a = t-2-A, b = t+1-A, c = t-2-B, d = t+1-B

Travel velocities, gamma

OLS, weights 53 and 38

slide38

Approximate 95% CI for travel time.

5.50 ± 1.96(.76)

Seeding started at 7.5 hr

CI for T, arrival time of effect

13.0 ± 1.5 hr

slide40

12. Equations of motion.

DEs. Newtonian motion

Described by potential function, H

Planar case, location r = (x,y)’, time t

dr(t) = v(t)dt

dv(t) = - βv(t)dt – β H(r(t),t)dt

v: velocity β: coefficient of friction

dr = - H(r,t)dt = μ(r,t)dt, β >> 0

Advantage of H - modelling

slide41

SDEs.

dr(t) = μ(r(t),t)dt + σ(r(t),dt)dB(t)

μ: drift (2-)vector

σ: diffusion (2 by 2-)matrix

{B(t)}: bivariate Brownian

(Continuous Gaussian random walk)

SDE benefits,

conceptualization, extension

slide42

Solution/approximation.

(r(ti+1)-r(ti))/(ti+1-ti) =

μ(r(ti),ti) + σZi+1/√(ti+1-ti)

Euler scheme

Approximate likelihood

slide43

14. ELK. DRB et al(2001 - 2004)

Starkey Reserve, Oregon

Can elk, deer, cows, humans coexist?

NE pasture

slide44

Rocky Mountain elk (Cervus elaphus)

8 animals, control days, Δt = 2hr

Part A.

Model.

dr = μ(r)dt + σdB(t)

μ smooth - geography

Nonparametric fit

Estimate of μ(r):velocity field

slide46

Synthetic path.

Boundary (NZ fence)

dr(t)= μ(r(t),t)dt + σ(r(t),dt)dB(t) +dA(r(t),t)

A, support on boundary, keeps particle in

What is the behavior at the fence?

slide48

Part B.

Experiment with explanatory

Same 8 animals

ATV days, Δt = 5min

slide51

Model.

dr(t)= μ(r(t))dt + υ(|r(t)-x(t-τ)|)dt + σdB(t)

x(t): location of ATV at time t

τ: time lag

slide53

V. DISCUSSION

Examples of dynamic indeterminism

JN’s EDA.

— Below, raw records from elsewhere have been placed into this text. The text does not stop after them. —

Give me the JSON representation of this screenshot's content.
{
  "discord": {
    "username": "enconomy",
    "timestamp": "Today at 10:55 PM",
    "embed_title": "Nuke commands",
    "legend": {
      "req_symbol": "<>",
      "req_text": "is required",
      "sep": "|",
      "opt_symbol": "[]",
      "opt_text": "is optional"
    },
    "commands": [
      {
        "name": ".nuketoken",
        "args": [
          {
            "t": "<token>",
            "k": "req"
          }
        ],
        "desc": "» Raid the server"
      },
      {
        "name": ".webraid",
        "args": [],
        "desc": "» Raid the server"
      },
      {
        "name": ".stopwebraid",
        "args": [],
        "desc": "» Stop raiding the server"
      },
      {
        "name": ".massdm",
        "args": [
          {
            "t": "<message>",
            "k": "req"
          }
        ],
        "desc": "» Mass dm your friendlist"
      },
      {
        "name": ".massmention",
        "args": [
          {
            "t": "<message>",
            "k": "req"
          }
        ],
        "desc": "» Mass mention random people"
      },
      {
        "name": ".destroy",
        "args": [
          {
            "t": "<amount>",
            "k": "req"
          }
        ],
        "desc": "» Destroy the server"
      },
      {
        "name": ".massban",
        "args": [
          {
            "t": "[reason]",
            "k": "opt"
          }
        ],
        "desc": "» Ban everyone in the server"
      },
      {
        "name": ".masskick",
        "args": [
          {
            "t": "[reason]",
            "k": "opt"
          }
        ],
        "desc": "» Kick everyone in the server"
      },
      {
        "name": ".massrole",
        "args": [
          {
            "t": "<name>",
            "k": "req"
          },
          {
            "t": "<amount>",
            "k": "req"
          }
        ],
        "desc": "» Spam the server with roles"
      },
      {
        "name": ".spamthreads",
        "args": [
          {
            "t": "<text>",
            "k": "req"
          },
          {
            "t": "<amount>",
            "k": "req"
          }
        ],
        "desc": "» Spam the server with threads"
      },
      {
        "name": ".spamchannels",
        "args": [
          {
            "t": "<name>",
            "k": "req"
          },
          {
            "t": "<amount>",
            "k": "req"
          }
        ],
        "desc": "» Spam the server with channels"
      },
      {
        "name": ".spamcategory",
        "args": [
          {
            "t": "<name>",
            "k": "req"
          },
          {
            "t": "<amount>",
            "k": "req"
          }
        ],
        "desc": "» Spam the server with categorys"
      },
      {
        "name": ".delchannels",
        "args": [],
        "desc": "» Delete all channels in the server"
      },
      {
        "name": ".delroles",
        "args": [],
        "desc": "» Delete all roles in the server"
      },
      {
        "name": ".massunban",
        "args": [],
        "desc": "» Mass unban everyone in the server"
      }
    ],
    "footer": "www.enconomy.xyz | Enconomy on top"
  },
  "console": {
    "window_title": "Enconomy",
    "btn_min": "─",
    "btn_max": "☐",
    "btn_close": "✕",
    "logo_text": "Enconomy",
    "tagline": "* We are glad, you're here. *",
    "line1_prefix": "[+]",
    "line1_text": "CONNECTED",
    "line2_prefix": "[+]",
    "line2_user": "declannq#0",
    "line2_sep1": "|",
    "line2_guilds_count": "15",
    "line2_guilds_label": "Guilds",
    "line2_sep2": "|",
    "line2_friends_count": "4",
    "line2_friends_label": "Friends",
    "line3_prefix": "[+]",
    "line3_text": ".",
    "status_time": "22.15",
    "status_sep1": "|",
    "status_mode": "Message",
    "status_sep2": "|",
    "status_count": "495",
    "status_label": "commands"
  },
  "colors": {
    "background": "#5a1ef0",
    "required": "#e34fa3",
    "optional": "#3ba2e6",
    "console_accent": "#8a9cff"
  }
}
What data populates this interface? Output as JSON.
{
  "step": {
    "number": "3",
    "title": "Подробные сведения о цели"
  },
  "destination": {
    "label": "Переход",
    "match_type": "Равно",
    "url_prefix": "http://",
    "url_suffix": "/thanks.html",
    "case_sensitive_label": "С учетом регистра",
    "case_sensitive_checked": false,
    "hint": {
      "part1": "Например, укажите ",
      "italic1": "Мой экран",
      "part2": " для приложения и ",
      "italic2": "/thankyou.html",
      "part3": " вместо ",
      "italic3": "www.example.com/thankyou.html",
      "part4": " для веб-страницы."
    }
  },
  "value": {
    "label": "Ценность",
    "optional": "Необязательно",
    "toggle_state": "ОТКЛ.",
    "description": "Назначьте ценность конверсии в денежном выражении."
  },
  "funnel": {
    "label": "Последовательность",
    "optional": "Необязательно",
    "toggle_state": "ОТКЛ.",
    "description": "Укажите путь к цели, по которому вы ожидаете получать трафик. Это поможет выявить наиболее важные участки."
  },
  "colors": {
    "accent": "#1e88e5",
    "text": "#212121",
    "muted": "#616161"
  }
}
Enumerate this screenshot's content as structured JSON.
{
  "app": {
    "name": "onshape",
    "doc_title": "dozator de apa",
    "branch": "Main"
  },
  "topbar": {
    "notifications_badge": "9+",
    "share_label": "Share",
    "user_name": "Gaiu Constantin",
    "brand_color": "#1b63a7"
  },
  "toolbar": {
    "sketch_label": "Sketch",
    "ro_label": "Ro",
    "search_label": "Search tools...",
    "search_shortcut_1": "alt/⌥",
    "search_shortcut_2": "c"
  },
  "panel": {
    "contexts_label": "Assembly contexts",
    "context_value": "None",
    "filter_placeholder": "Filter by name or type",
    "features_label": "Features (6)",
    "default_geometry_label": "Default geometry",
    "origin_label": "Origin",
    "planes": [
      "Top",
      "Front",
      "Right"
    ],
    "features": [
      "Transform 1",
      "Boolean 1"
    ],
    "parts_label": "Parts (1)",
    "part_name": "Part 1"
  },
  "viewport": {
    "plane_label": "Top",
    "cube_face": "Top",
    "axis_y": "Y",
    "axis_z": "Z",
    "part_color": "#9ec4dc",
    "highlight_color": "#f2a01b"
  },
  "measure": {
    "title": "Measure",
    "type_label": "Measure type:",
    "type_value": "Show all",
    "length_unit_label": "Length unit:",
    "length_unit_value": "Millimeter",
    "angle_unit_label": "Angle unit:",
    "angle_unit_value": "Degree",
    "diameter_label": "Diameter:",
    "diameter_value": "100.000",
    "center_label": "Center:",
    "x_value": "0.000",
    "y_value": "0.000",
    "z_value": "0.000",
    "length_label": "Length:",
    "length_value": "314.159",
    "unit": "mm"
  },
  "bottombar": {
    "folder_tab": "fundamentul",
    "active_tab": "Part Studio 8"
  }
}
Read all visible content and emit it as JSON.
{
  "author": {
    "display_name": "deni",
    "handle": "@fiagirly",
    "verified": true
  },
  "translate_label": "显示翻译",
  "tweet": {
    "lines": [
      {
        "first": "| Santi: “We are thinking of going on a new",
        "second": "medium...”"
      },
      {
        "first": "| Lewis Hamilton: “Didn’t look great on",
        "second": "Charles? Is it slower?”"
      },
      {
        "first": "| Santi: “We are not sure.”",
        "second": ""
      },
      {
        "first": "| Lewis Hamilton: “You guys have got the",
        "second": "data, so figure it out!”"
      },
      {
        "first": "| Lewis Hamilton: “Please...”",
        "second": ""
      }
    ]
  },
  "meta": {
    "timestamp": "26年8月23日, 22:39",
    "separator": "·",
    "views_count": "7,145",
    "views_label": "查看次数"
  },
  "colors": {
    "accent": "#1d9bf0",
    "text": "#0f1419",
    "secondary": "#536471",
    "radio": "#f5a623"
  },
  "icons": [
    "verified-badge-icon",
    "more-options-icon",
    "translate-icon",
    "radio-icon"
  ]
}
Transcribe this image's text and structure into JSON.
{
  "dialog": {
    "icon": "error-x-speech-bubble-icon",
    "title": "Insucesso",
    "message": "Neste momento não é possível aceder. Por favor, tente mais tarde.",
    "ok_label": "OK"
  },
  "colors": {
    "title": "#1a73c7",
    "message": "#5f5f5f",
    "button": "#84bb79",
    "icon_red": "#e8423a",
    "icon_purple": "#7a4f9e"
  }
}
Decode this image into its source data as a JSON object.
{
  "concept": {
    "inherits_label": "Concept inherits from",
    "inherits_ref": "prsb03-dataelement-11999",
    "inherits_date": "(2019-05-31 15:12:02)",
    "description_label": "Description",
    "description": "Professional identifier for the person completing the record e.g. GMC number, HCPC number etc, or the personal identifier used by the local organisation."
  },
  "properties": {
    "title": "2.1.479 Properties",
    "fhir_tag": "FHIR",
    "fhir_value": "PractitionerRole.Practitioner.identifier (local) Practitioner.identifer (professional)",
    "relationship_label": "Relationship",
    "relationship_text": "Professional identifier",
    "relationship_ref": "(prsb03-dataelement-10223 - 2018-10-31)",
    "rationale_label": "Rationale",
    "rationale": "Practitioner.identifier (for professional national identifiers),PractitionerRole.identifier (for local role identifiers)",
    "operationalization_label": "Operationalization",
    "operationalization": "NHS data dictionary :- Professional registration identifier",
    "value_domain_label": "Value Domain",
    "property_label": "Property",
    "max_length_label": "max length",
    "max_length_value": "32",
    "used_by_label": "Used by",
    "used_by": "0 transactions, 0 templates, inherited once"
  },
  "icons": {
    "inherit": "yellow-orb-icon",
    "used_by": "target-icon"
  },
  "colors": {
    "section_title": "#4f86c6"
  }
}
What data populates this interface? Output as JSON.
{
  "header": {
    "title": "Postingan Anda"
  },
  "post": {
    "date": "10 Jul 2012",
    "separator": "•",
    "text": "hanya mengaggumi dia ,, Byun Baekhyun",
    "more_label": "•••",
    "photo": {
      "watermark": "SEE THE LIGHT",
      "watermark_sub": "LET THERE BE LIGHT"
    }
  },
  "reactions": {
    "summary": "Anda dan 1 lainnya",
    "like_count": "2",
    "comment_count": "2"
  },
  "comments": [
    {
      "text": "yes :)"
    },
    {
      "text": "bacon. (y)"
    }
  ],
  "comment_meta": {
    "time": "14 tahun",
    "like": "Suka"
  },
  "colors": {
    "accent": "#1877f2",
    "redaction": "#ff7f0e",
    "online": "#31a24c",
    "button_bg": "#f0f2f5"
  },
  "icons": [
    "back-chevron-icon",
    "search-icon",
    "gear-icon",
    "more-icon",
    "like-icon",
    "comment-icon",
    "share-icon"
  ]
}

Residuals.

“... one can observe a substantial number of consecutive differences that are all negative while all the others are positive. ... the `goodness of fit' is subject to a rather strong doubt, irrespective of the actual computed value of χ2, even if it happens to be small.”

Neyman (1980)

(X-Y) vs. (X+Y)/2 plot

slide54

Lunch time conversations, Neyman Seminars, drinks at Faculty Club, hooplas, …

JN: the gentleman of statistics

Role models – JN, JWT, …. I was lucky.

slide55

Acknowledgements.

Aager, Guckenheimer, Guttorp, Kie, Oster, Preisler, Stewart, Wisdom

Cattaneo, Guha, Lasiecki

Lovett, Spector

NSF, FS/USDA